* EPA said to miss deadline to review air quality standards
* States seek court order mandating review
* Soot emitted by power plants, diesel vehicles
By Jonathan Stempel
Feb 10 (Reuters) - Eleven states, including California and New York, sued the U.S. Environmental Protection Agency on Friday to compel it to review clean air standards for soot pollution nationwide, after the agency had missed an October deadline.
The lawsuit filed in Manhattan federal court seeks a court order demanding that the EPA fulfill its obligation under the federal Clean Air Act to review, and as necessary update the National Ambient Air Quality Standards for the pollution.
According to the states, the Clean Air Act requires air quality standards for pollutants such as soot to be updated as necessary every five years.

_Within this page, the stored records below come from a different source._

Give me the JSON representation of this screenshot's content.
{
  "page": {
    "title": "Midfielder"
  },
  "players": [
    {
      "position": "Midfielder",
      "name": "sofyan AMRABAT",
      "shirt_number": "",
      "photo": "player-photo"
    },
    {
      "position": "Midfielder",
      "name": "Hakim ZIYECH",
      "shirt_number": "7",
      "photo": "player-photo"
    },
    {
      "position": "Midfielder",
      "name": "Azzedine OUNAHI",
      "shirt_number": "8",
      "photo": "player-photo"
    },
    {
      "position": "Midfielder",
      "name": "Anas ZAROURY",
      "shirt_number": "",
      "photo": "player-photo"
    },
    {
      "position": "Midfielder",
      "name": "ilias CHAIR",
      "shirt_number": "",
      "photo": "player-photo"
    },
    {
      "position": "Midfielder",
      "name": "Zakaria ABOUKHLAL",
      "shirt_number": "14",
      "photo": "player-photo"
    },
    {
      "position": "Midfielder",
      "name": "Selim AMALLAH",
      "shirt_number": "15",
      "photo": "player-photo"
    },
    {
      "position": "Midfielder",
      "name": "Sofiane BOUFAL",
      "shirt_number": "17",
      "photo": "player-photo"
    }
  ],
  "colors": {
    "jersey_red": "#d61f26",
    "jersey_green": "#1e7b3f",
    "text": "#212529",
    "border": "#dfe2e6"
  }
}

They said the EPA has not reviewed these standards since October 2006.
Soot is also known as “fine particulate matter pollution” or “PM 2.5,” and is often produced by power plants as well as diesel buses and trucks.
“Clean air is a public right,” New York Attorney General Eric Schneiderman said in a statement. “The EPA must take prompt action to reduce pollution now, and safeguard the health of the public and the air we breathe.”
The EPA “is continuing to work on proposing the PM 2.5 standards,” spokeswoman Betsaida Alcantara said.
Schneiderman said an estimated one-third of the U.S. population, or more than 100 million people, are particularly susceptible to harm from soot, including children and senior citizens.
He also said one in 17 Americans live in areas with unhealthy soot levels, citing the American Lung Association.
Other states that brought the lawsuit are Connecticut, Delaware, Maryland, Massachusetts, New Mexico, Oregon, Rhode Island, Vermont and Washington. The lawsuit names EPA administrator Lisa Jackson as a defendant.
The case is New York et al v. Jackson, U.S. District Court, Southern District of New York, No. 12-01064. (Reporting By Jonathan Stempel in New York; Additional reporting by Timothy Gardner in Washington, D.C., editing by Matthew Lewis)